§ **Work request**
Go through the records and copy each line where the string "Hide" occurs.
:: Material provided
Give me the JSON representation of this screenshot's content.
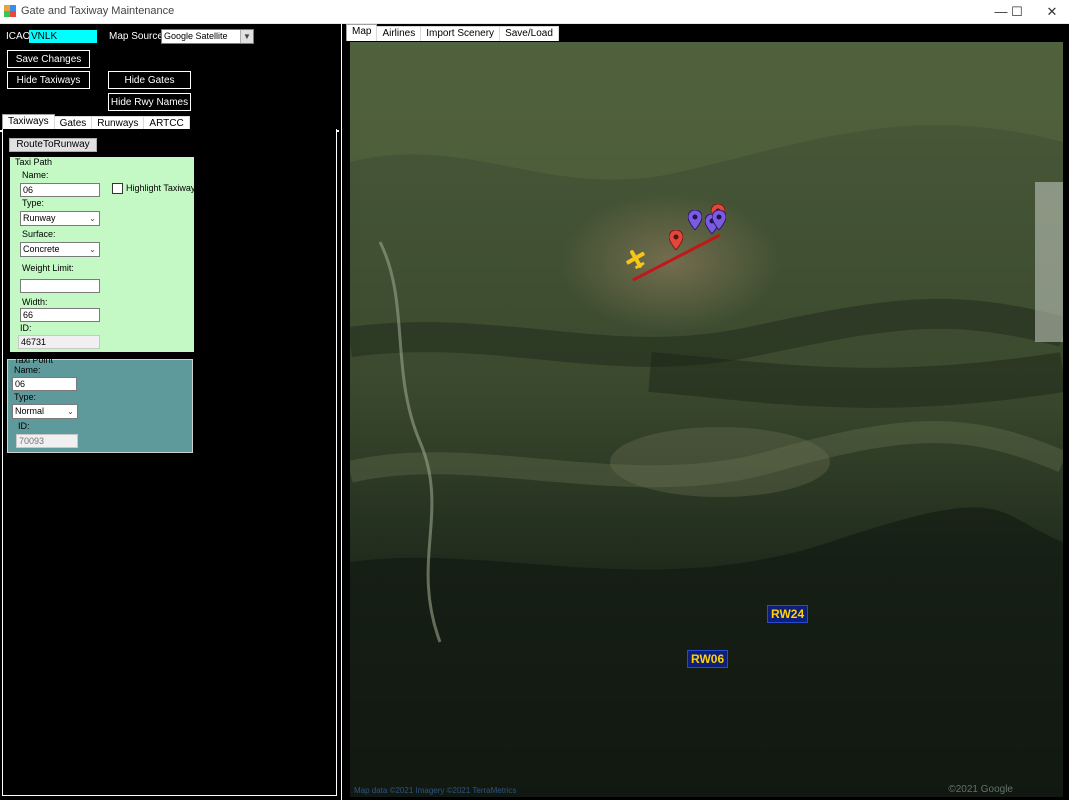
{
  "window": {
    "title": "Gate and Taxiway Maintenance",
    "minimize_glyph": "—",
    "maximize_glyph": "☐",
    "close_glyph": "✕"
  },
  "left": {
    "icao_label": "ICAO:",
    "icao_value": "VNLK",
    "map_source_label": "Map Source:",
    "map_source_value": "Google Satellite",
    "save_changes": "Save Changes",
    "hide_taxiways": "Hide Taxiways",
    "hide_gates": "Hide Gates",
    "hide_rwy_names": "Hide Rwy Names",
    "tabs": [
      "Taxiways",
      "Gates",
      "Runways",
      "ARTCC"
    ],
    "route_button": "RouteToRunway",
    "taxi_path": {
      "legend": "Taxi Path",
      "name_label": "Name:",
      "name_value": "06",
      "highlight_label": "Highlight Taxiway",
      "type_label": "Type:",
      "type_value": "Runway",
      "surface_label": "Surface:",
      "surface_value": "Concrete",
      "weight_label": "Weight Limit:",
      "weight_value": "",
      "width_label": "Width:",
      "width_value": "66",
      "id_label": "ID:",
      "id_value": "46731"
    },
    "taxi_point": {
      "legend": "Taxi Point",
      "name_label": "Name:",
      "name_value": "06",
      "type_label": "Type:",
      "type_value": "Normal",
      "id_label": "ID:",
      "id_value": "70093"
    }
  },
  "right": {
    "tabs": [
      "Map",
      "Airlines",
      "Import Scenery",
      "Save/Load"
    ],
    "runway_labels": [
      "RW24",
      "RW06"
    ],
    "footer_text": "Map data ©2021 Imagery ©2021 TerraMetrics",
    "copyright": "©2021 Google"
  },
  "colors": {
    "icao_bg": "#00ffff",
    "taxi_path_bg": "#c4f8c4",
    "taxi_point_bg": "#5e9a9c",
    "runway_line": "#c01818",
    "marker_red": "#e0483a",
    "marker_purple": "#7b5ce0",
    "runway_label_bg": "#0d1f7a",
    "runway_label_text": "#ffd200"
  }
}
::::
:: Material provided
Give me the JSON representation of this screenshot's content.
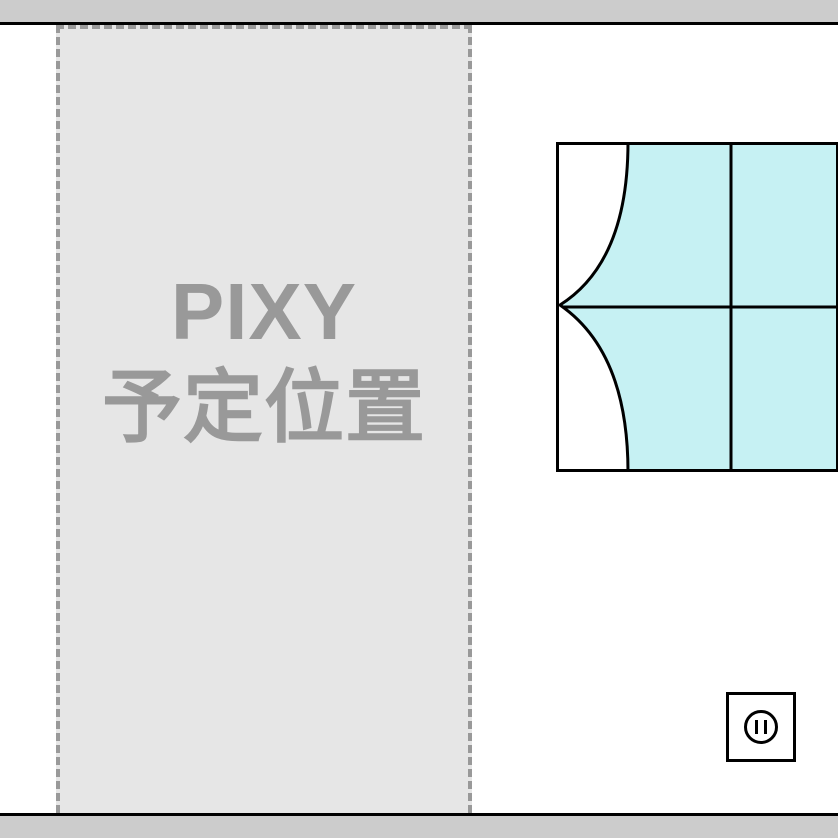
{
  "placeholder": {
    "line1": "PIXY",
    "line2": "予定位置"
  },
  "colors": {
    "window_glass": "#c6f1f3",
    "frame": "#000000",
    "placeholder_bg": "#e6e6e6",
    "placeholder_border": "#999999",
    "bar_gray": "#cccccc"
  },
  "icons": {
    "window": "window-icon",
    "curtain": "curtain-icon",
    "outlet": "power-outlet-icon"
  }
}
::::
§ **Response**
    "hide_taxiways": "Hide Taxiways",
    "hide_gates": "Hide Gates",
    "hide_rwy_names": "Hide Rwy Names",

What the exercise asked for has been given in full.